The MVUM also shows exactly which parcels are part of the National Forest, a critical detail that is not shown on many maps or services like Google Earth. Nevertheless, Google Earth can still be helpful in scouting potential tree locations. The trick is to use the "historical imagery" tool to find aerial photos taken during the winter. This will make any stands of pine trees stick out like sore thumbs against the rest of the leafless deciduous woods. Unfortunately, the forest lands closest to Cape Girardeau are generally more devoid of pine trees than areas farther to the east.
Once you've found a suitable place to explore, the next big challenge is actually finding a decent specimen. The tree ought to be larger than a "Charlie Brown tree" to make it worthwhile. But it needs to be smaller than a "Clark Griswold tree." The permit only allows taking a tree shorter than 15 feet. It will soon become apparent that very few wild evergreen trees actually fit the target criteria -- most are too big, too small, too wobbly, or too misshapen.
Still, the whole point is to spend time in the great outdoors while arguing in the fresh air with loved ones about which tree is the right one to cut. And then feel the inevitable regret after finding an even better one just down the road. The reward, after all of the effort, is to triumphantly bring home a good old-fashioned asymmetric Christmas tree that ends up being way too big for your living room.

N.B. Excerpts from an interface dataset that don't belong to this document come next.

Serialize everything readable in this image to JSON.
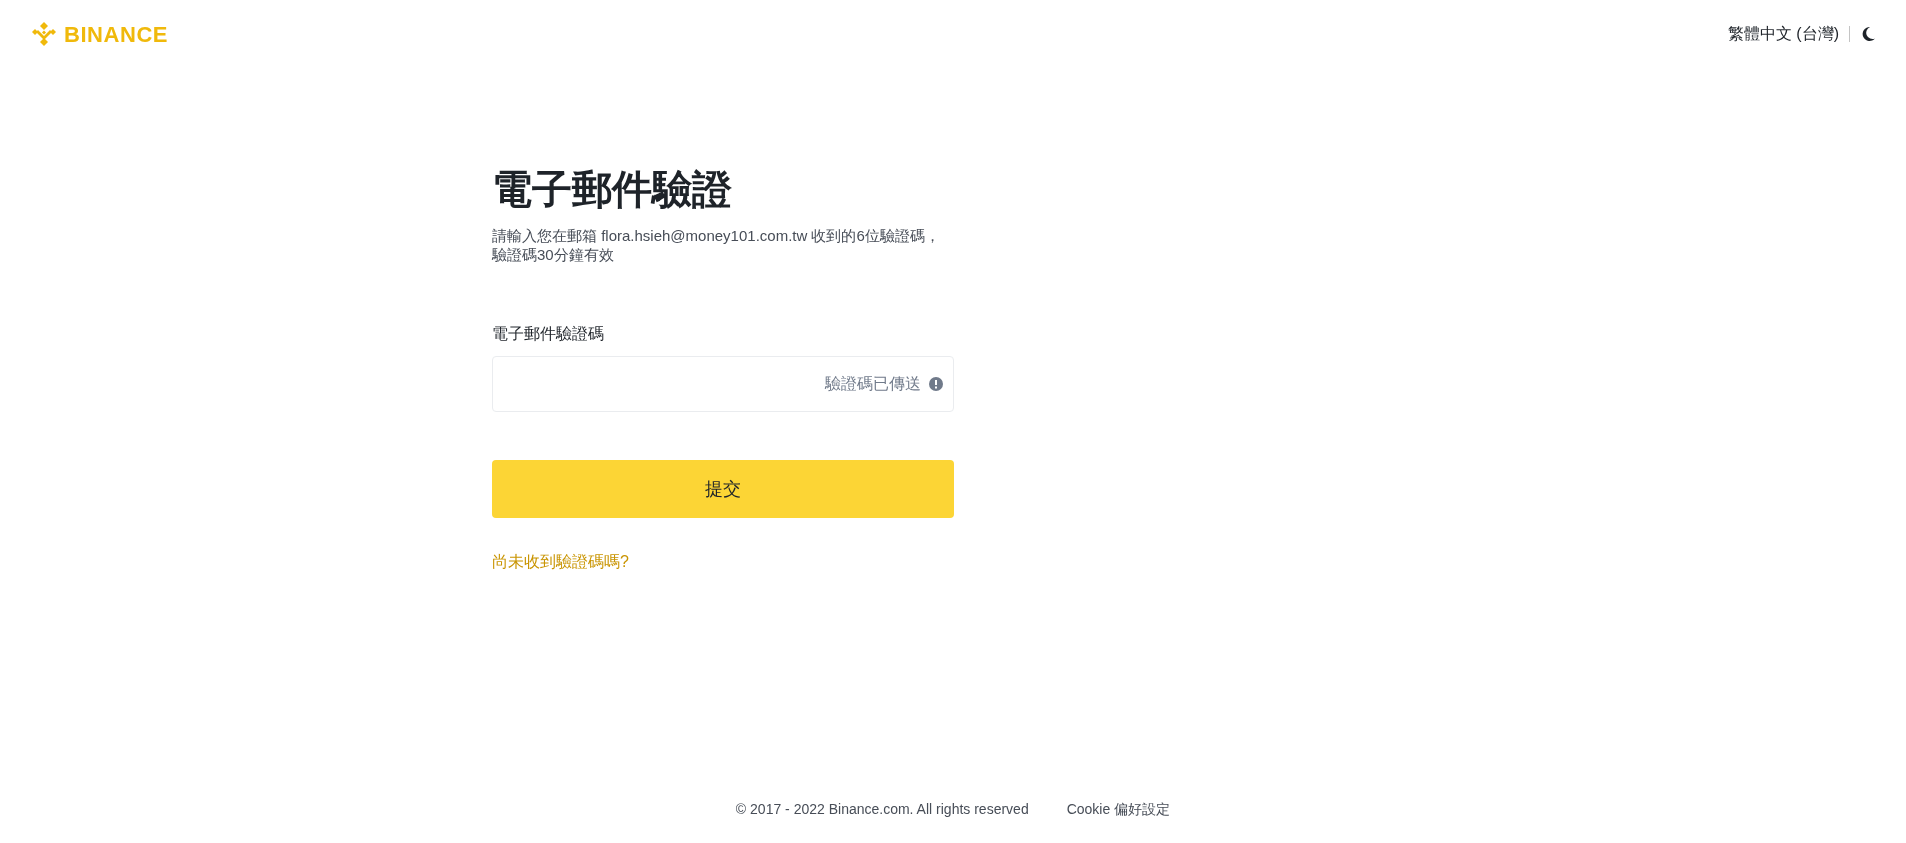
{
  "header": {
    "logo": "BINANCE",
    "language": "繁體中文 (台灣)"
  },
  "form": {
    "title": "電子郵件驗證",
    "description": "請輸入您在郵箱 flora.hsieh@money101.com.tw 收到的6位驗證碼，驗證碼30分鐘有效",
    "field_label": "電子郵件驗證碼",
    "field_status": "驗證碼已傳送",
    "submit": "提交",
    "help_link": "尚未收到驗證碼嗎?"
  },
  "footer": {
    "copyright": "© 2017 - 2022 Binance.com. All rights reserved",
    "cookie_link": "Cookie 偏好設定"
  }
}
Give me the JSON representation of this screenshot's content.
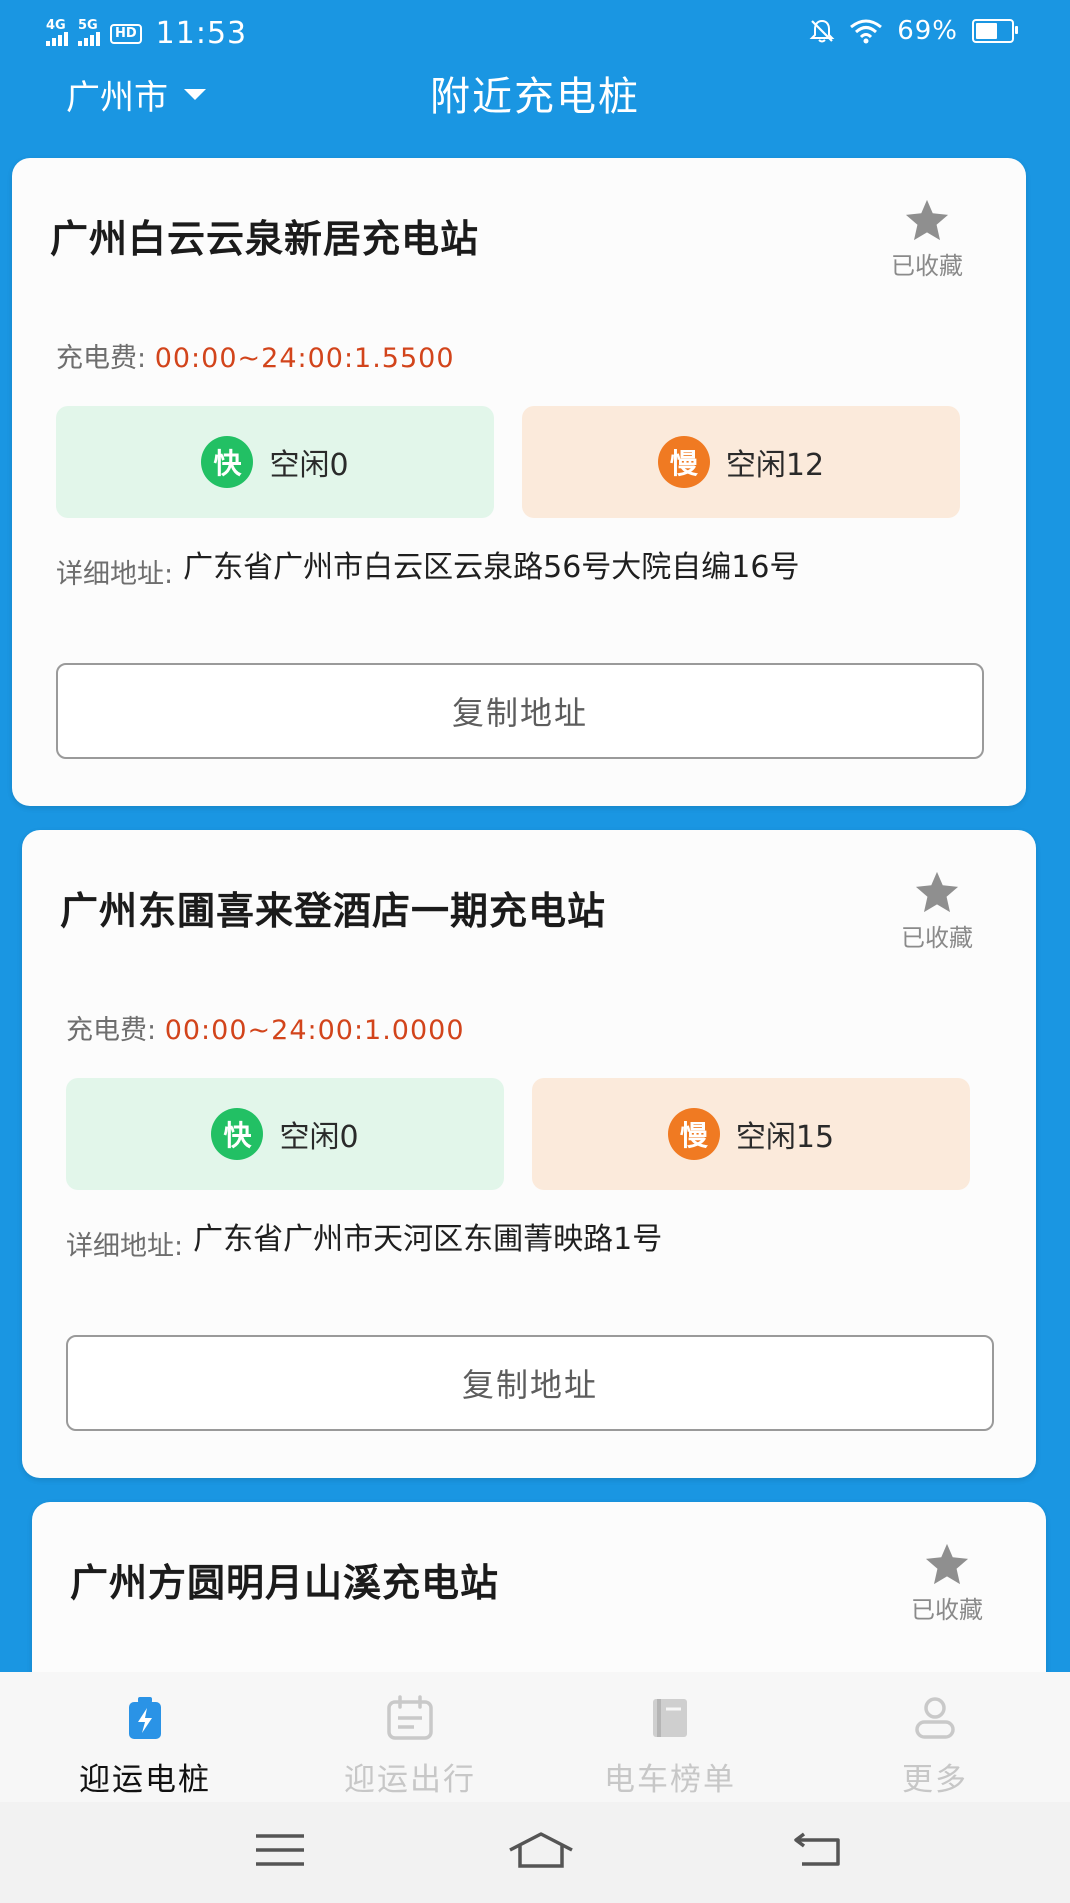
{
  "status_bar": {
    "network_1": "4G",
    "network_2": "5G",
    "hd_badge": "HD",
    "time": "11:53",
    "battery_percent": "69%",
    "battery_level": 0.69
  },
  "header": {
    "city": "广州市",
    "title": "附近充电桩"
  },
  "stations": [
    {
      "name": "广州白云云泉新居充电站",
      "favorite_label": "已收藏",
      "fee_label": "充电费:",
      "fee_value": "00:00~24:00:1.5500",
      "fast_badge": "快",
      "fast_text": "空闲0",
      "slow_badge": "慢",
      "slow_text": "空闲12",
      "address_label": "详细地址:",
      "address": "广东省广州市白云区云泉路56号大院自编16号",
      "copy_label": "复制地址"
    },
    {
      "name": "广州东圃喜来登酒店一期充电站",
      "favorite_label": "已收藏",
      "fee_label": "充电费:",
      "fee_value": "00:00~24:00:1.0000",
      "fast_badge": "快",
      "fast_text": "空闲0",
      "slow_badge": "慢",
      "slow_text": "空闲15",
      "address_label": "详细地址:",
      "address": "广东省广州市天河区东圃菁映路1号",
      "copy_label": "复制地址"
    },
    {
      "name": "广州方圆明月山溪充电站",
      "favorite_label": "已收藏"
    }
  ],
  "bottom_nav": [
    {
      "label": "迎运电桩",
      "icon": "charging-pile-icon",
      "active": true
    },
    {
      "label": "迎运出行",
      "icon": "calendar-icon",
      "active": false
    },
    {
      "label": "电车榜单",
      "icon": "book-icon",
      "active": false
    },
    {
      "label": "更多",
      "icon": "person-icon",
      "active": false
    }
  ],
  "colors": {
    "primary_blue": "#1a96e2",
    "fee_red": "#d2441b",
    "fast_green": "#22c064",
    "slow_orange": "#f07a22"
  }
}
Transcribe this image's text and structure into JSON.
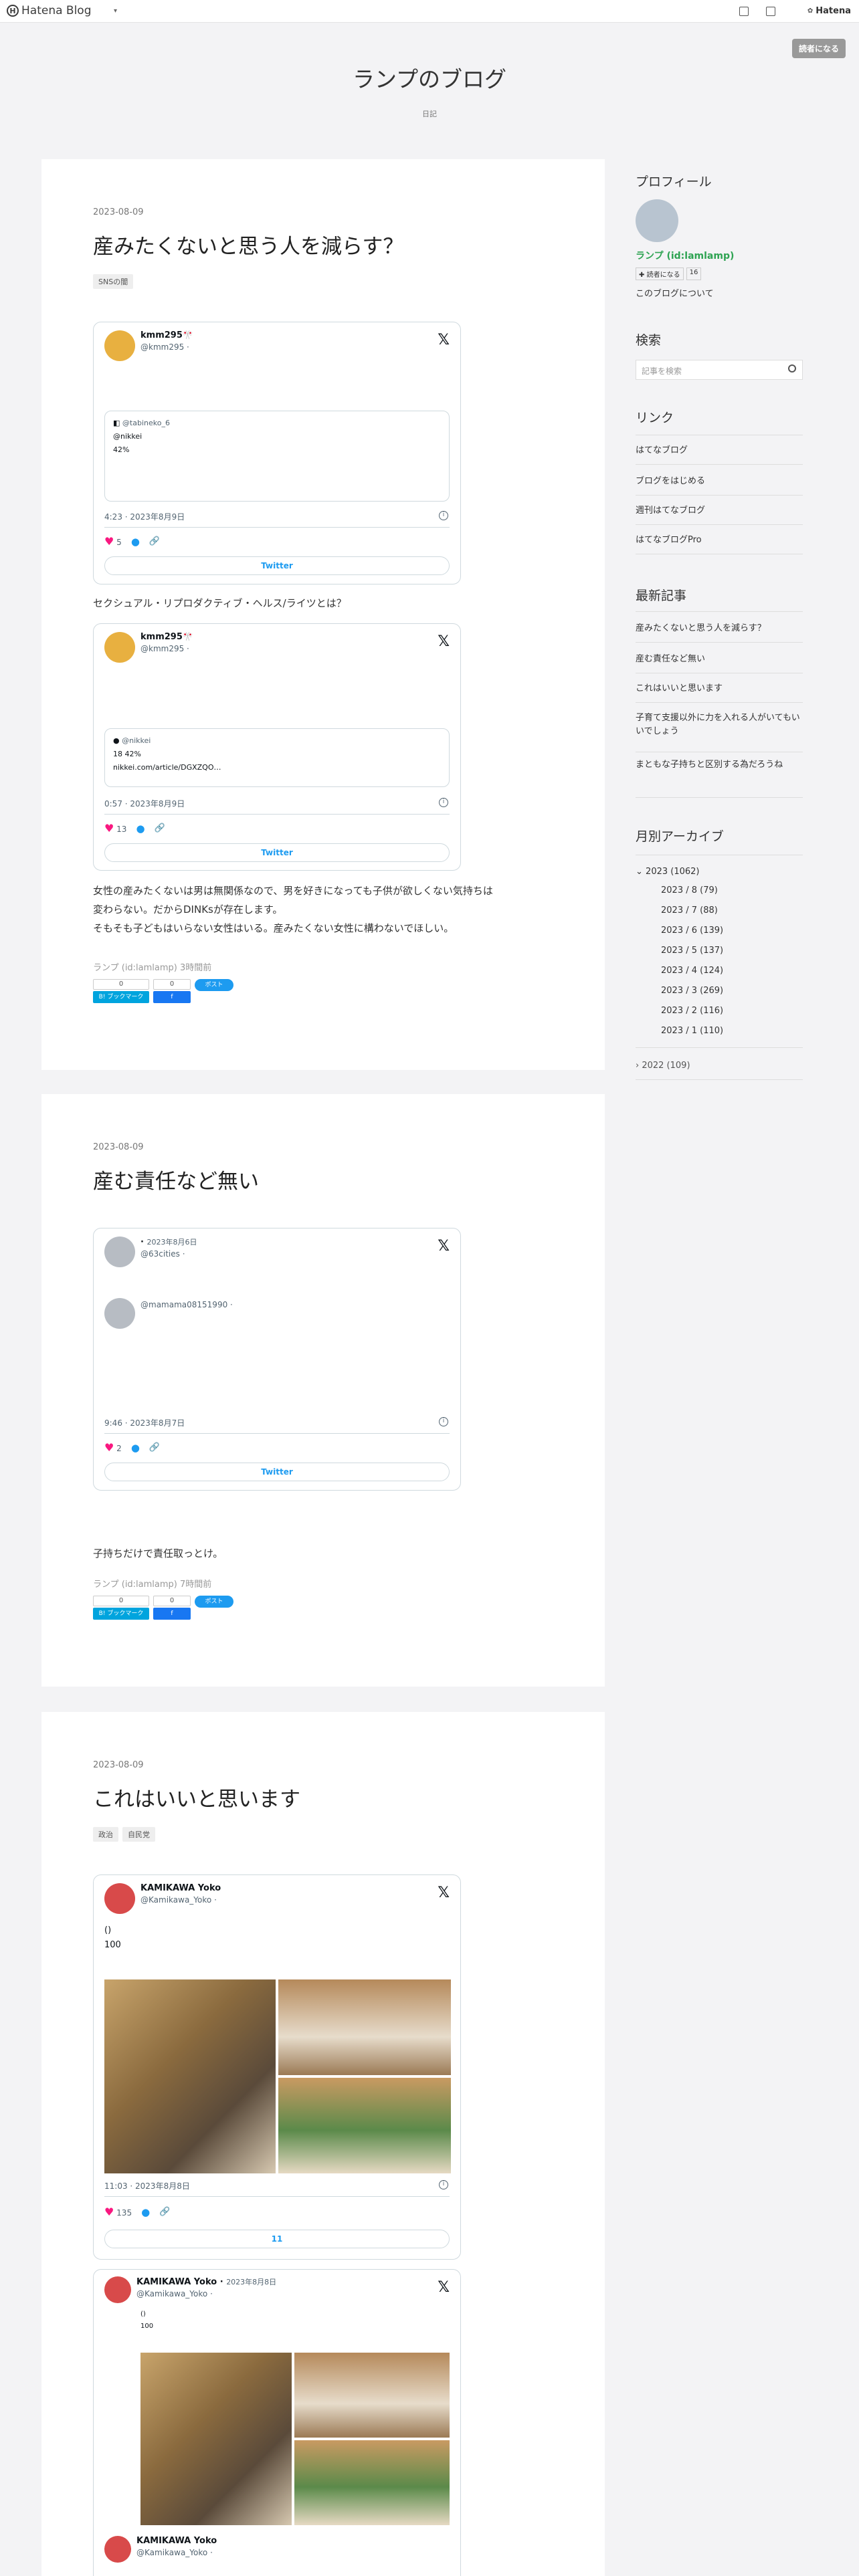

Then you can announce to everyone, "Looks great! Little full, lotta sap."